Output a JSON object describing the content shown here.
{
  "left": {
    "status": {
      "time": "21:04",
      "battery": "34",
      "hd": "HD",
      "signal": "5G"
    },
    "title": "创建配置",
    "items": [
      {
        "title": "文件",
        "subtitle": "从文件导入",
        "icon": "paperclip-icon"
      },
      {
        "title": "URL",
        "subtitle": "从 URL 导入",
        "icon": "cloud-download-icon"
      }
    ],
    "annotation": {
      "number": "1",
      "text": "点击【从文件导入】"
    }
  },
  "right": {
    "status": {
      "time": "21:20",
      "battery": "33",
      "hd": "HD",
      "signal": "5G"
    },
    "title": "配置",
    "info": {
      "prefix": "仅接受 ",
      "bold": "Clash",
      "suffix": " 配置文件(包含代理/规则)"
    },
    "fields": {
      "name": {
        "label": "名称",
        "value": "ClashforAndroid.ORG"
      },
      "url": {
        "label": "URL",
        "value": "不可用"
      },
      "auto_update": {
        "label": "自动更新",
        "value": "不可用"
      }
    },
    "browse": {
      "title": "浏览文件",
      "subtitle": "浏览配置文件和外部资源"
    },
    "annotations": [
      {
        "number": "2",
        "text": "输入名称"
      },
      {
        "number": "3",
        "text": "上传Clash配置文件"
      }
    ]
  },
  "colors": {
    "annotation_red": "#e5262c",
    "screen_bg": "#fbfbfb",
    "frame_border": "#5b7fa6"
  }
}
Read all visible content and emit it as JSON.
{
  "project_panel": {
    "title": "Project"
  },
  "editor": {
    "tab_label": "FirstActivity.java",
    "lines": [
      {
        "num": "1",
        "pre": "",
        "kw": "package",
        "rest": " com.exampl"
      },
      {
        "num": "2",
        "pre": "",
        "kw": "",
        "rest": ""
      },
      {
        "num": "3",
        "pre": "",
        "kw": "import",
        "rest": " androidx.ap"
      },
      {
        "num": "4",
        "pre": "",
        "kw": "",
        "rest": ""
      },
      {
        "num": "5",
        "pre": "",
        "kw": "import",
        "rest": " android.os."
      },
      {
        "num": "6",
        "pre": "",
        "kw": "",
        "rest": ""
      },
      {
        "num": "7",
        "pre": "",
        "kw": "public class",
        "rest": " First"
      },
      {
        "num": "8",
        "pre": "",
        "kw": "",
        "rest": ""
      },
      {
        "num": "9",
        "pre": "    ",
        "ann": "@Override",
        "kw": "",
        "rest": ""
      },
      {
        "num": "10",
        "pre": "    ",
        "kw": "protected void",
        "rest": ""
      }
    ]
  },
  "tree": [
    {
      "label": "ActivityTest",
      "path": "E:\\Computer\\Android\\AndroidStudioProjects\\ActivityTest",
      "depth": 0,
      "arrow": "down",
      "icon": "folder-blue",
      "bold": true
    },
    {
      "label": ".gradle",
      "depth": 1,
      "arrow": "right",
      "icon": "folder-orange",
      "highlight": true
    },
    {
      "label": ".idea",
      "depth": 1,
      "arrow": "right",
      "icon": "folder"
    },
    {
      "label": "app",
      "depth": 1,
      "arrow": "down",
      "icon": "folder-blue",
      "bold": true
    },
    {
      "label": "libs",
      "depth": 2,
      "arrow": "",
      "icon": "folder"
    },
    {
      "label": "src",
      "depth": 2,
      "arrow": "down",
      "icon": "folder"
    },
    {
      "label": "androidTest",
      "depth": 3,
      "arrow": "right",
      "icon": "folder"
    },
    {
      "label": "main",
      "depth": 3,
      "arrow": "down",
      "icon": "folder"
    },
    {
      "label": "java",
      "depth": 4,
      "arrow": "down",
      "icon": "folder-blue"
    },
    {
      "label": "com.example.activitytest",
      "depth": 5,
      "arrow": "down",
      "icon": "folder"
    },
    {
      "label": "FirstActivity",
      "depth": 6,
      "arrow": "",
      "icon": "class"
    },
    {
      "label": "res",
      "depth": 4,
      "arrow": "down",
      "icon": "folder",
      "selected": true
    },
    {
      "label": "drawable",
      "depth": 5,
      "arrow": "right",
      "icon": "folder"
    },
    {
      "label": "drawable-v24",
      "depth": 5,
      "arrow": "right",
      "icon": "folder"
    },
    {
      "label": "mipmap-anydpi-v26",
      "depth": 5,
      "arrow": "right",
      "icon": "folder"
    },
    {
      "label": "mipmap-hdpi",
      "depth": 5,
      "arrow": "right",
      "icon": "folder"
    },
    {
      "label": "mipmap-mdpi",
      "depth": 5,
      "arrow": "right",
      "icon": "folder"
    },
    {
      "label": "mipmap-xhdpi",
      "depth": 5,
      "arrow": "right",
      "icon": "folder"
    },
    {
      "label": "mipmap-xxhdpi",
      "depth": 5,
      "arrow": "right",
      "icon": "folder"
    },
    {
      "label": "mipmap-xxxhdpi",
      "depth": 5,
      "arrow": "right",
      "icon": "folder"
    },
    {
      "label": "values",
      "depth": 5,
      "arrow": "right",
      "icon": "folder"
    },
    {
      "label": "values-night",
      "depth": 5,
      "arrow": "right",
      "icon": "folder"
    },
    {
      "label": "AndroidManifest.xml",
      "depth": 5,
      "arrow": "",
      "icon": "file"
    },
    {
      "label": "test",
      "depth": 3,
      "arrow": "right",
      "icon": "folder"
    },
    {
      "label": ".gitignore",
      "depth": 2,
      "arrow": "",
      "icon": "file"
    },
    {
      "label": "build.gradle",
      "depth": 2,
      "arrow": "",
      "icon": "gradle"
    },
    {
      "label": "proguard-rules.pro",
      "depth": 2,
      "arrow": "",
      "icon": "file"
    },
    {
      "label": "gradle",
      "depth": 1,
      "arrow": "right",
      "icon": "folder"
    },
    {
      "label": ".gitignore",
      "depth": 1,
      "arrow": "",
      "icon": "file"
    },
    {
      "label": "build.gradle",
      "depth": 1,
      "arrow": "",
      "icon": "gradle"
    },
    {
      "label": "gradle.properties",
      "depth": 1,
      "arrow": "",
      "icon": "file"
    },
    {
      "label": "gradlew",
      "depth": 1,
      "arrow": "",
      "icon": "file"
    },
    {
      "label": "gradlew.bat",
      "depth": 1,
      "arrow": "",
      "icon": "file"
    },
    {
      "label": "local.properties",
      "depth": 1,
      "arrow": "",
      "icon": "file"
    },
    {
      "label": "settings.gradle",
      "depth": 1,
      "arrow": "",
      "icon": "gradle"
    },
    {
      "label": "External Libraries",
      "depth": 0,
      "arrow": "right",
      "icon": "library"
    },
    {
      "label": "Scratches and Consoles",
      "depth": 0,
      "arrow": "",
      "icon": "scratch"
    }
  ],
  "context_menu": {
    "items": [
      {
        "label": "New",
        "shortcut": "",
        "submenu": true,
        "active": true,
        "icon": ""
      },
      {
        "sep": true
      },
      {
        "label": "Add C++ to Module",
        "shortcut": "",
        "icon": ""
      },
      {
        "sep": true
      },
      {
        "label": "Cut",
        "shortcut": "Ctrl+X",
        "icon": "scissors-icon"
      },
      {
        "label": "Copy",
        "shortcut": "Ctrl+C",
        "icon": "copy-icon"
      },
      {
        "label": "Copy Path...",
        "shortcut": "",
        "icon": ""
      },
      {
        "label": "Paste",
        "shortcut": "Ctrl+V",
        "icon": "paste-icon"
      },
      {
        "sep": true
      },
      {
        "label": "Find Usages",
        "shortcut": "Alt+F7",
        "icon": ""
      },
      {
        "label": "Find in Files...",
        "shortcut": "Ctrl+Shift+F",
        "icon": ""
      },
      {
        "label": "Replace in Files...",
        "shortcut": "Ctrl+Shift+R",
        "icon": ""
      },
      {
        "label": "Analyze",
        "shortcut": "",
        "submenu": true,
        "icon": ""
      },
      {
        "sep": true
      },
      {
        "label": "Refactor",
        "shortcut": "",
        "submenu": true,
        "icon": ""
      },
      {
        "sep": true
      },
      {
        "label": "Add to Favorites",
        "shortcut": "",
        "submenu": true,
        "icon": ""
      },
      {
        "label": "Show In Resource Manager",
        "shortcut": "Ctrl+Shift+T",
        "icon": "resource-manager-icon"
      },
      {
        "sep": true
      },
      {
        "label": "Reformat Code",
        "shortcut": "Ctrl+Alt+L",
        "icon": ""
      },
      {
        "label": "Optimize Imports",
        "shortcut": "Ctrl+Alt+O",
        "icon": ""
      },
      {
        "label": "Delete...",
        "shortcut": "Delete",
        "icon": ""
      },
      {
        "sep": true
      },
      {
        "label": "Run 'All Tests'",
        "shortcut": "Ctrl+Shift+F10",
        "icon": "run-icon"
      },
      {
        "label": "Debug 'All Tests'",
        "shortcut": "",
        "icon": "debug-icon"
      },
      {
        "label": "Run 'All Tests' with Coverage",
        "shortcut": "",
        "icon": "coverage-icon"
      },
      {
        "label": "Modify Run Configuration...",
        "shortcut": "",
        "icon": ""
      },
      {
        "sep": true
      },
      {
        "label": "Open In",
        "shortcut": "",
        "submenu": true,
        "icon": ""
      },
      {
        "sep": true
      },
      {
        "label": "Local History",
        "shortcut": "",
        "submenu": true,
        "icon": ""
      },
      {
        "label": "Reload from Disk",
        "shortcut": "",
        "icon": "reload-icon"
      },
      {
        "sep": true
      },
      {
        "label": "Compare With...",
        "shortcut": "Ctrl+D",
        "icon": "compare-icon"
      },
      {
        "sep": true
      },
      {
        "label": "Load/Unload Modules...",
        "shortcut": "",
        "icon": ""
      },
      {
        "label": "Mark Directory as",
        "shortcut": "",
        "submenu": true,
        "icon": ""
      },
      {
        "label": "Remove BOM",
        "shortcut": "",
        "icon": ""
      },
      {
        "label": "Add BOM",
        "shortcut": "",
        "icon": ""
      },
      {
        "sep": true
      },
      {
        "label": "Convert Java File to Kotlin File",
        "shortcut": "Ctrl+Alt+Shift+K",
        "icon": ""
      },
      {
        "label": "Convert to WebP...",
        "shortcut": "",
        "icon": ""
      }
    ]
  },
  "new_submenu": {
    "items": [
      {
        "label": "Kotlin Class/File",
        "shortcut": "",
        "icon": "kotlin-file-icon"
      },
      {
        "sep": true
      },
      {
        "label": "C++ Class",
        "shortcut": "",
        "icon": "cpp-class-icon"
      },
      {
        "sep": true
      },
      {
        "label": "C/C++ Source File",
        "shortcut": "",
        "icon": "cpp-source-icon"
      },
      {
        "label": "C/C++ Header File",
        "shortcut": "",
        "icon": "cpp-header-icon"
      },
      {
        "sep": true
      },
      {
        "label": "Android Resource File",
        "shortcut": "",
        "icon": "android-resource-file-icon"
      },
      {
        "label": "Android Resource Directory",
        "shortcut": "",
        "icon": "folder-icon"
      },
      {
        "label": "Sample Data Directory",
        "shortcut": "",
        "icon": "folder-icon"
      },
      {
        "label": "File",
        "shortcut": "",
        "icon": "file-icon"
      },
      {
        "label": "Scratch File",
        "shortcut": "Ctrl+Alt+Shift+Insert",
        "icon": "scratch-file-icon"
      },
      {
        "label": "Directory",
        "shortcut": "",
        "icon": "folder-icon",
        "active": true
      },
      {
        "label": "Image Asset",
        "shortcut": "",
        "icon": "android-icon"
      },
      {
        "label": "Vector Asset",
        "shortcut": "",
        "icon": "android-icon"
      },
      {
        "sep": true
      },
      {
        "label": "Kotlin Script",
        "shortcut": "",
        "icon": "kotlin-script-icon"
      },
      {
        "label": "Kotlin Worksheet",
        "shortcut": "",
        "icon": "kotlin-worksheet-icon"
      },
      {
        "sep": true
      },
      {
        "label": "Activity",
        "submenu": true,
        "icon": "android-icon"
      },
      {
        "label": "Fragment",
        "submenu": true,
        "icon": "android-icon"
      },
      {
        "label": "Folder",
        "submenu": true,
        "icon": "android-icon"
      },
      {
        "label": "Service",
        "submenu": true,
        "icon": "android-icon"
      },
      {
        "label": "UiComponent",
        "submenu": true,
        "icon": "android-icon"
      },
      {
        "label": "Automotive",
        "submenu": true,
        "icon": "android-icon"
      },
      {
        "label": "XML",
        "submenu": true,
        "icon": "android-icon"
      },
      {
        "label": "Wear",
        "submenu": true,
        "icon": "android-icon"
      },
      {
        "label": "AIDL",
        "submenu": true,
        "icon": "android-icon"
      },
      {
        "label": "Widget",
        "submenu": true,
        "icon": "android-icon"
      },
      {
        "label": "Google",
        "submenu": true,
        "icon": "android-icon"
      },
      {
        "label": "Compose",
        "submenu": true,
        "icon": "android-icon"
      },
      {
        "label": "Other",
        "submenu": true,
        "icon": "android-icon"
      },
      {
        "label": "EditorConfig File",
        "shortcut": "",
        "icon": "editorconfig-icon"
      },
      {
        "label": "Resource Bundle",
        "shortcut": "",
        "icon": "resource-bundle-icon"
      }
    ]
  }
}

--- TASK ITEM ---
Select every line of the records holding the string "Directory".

--- RESPONSE TO THIS TASK ---
        "label": "Mark Directory as",
        "label": "Android Resource Directory",
        "label": "Sample Data Directory",
        "label": "Directory",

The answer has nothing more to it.